Work to complete.
The answer is the data below, repeated exactly, with no pictures included.

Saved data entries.
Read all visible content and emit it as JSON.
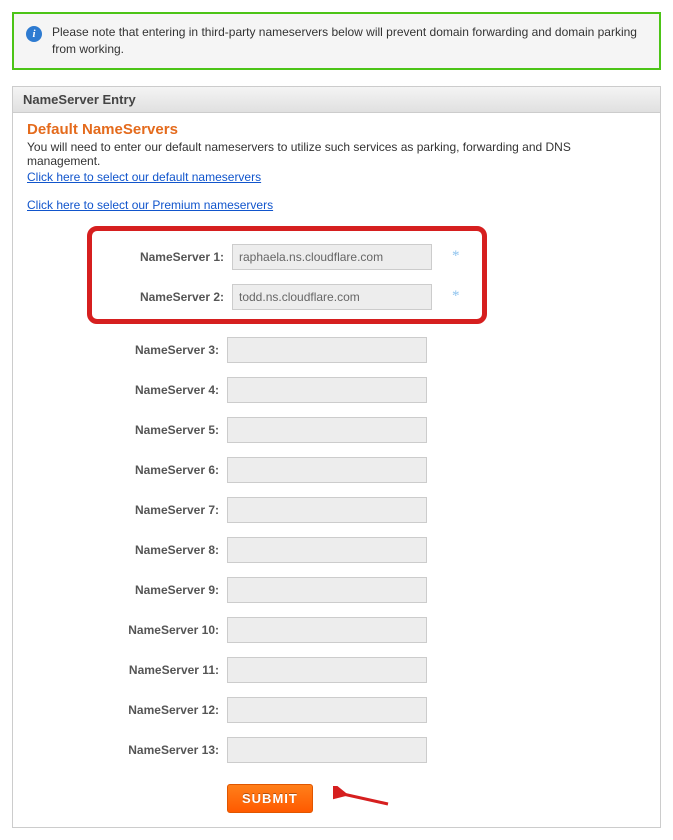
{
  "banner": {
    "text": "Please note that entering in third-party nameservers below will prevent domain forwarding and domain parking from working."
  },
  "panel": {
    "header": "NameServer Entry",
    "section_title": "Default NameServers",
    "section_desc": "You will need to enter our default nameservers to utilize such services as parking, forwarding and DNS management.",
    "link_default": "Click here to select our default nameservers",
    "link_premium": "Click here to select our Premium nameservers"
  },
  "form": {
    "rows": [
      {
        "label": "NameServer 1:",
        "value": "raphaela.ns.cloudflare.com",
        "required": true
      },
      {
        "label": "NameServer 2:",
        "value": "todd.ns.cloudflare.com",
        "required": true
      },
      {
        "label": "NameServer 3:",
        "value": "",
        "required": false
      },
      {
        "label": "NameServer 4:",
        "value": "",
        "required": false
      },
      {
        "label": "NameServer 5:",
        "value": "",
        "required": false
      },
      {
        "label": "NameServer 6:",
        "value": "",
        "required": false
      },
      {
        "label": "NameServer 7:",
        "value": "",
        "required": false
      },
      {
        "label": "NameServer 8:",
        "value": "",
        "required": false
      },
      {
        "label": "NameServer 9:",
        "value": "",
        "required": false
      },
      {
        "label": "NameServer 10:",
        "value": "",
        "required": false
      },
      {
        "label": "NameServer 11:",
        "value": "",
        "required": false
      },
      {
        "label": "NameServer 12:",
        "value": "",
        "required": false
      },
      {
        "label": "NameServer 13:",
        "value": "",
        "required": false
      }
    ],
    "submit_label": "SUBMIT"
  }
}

Exercise response.
Read all visible content and emit it as JSON.
{
  "banner": {
    "text": "Please note that entering in third-party nameservers below will prevent domain forwarding and domain parking from working."
  },
  "panel": {
    "header": "NameServer Entry",
    "section_title": "Default NameServers",
    "section_desc": "You will need to enter our default nameservers to utilize such services as parking, forwarding and DNS management.",
    "link_default": "Click here to select our default nameservers",
    "link_premium": "Click here to select our Premium nameservers"
  },
  "form": {
    "rows": [
      {
        "label": "NameServer 1:",
        "value": "raphaela.ns.cloudflare.com",
        "required": true
      },
      {
        "label": "NameServer 2:",
        "value": "todd.ns.cloudflare.com",
        "required": true
      },
      {
        "label": "NameServer 3:",
        "value": "",
        "required": false
      },
      {
        "label": "NameServer 4:",
        "value": "",
        "required": false
      },
      {
        "label": "NameServer 5:",
        "value": "",
        "required": false
      },
      {
        "label": "NameServer 6:",
        "value": "",
        "required": false
      },
      {
        "label": "NameServer 7:",
        "value": "",
        "required": false
      },
      {
        "label": "NameServer 8:",
        "value": "",
        "required": false
      },
      {
        "label": "NameServer 9:",
        "value": "",
        "required": false
      },
      {
        "label": "NameServer 10:",
        "value": "",
        "required": false
      },
      {
        "label": "NameServer 11:",
        "value": "",
        "required": false
      },
      {
        "label": "NameServer 12:",
        "value": "",
        "required": false
      },
      {
        "label": "NameServer 13:",
        "value": "",
        "required": false
      }
    ],
    "submit_label": "SUBMIT"
  }
}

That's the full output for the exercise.